1. Running in a Group: What is the best way to deal with your pace vs. the group pace? What's the etiquette for running in a group?
We often find that when you get a group of runners together that are roughly the same pace they are going to go a little faster than one maybe used to running on their own. Why does this happen? With the group you generally have more adrenaline pumping through your veins, there are more distractions around you - friends, group mates, new scenery, you maybe less familiar with the route, etc. The group setting provides a lot of positive energy to your runs, you are held more accountable, you are more likely to push yourself further if the person next you is in it with you, and you are often distracted by the fact that you get to talk to friends and learn more about your group mates. However, sometimes you will find that you as a group push that pace - that in fact you are running faster than you should be (see the notes on pacing below). Here are some ways around that - set one person to set the pace. Your mentors will help out with this. Rely on a GPS device if you are considerably worried about it (ie. you find you are sucking wind at the end of your runs because you raced the first couple of miles), having a GPS device can also help train your body to 'know' what a X:XX min/mile pace feels like. Always have open communication with your group - chances are if your group went out too fast in the beginning then you won't be the only one feeling it.
When it comes to the etiquette of running in a group here are some good tips:
- Always know where you are. Safety is always our number 1 concern. Even though running in a group is much safer than running on your own, it's important to know where you are at all times - don't just be following the person in front of you - be an active follower.
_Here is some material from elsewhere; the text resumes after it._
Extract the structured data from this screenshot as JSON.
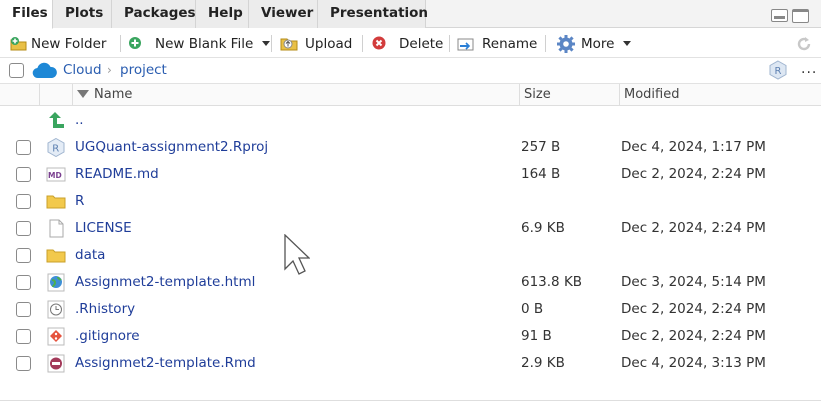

Take a route slip, know the route, and pick your head up to look around you from time to time. Also, DO NOT run after the group into an intersection, make sure you are checking the street for any traffic.
- Leave some room between runners. The sidewalks around here have their fair share of cracks and uneven surfaces. Don't trip your neighbor or take them down with you, domino style.
- Call out ("ROOT" or "CRACK") when you see a hazard in your path. Also goes for bikers ("BIKE UP" means there is a bike in front of the group, "BIKE BACK" someone's coming up from behind), runners and groups, other pedestrians, and any other traffic.
- When you are on a skinny sidewalk, always make room for others to pass you. This means you may have to run single-file. Always, always be polite - say "hi", "Good morning", etc. Make those people running on their own want to join your awesome and fun group!
2. Pacing? The ever loaded question.
The long and the short of pacing is, we put everyone into pace groups so you are able to train better. The mile time trial at the beginning and end of the season allow us to show you how much you've improved! But once we have those mile times we take them and put them into an online training calculator - the McMillian Calculator - to give us a couple different paces for each of you. The paces are (the ones that we use):
- Long Run Pace - this is supposed to be 90-120 seconds slower than your mile time. It's also supposed to feel slow, easy effort. We want you to be running your long mileage at this pace because you are building up the miles on your legs. The faster you run these runs (outside of the recommended long run pace) the likelihood of you getting injured will increase. You should be able to hold a conversation the entire time (except maybe on a very large hill, ie. Hillsborough).
- Tempo Pace - this is supposed to be 60-90 seconds slower than your mile time. It's at a medium effort compared to your long run pace, but is still not supposed to be hard. You should be able to give one or two word answers to questions that are asked.
- Speed Pace - this is maybe a couple seconds faster than your mile pace, however with this pace you will be doing workouts that are shorter than 1 mile (think 400 repeats, 800 repeats, etc). We do not generally use this pace that much. Consistently training at this pace for speed workouts requires building up a substantial base mileage, if you are interested in building up to this type of training we would recommend checking out the Advanced Half and Full Marathon Program!
We take the time to give you this information about the different paces because it's very important with your training to be aware of the pace. Carolyn made a great point that being more intentional with your pace, by doing the long runs at the prescribed pace and the tempo/faster runs at the tempo pace you will see a big improvement in your endurance. Someone once said you have to train slow to go faster and it is so true - here's a great article that backs us up. We will easily burn ourselves out if we consistently train too fast.
It was suggested for those who aren't feeling like they get the most out of their long runs because it feels too slow - try adding some strides at the end of your workout. This change in speed after your body has been steadily crushing miles will be a good way to engage your fastwitch muscles and get some speed going while your body is fatigued.
3. Recovery - okay now I ran 12 miles and everything hurts, what do I do?!
4. Nutrition - trial and error and trial, again!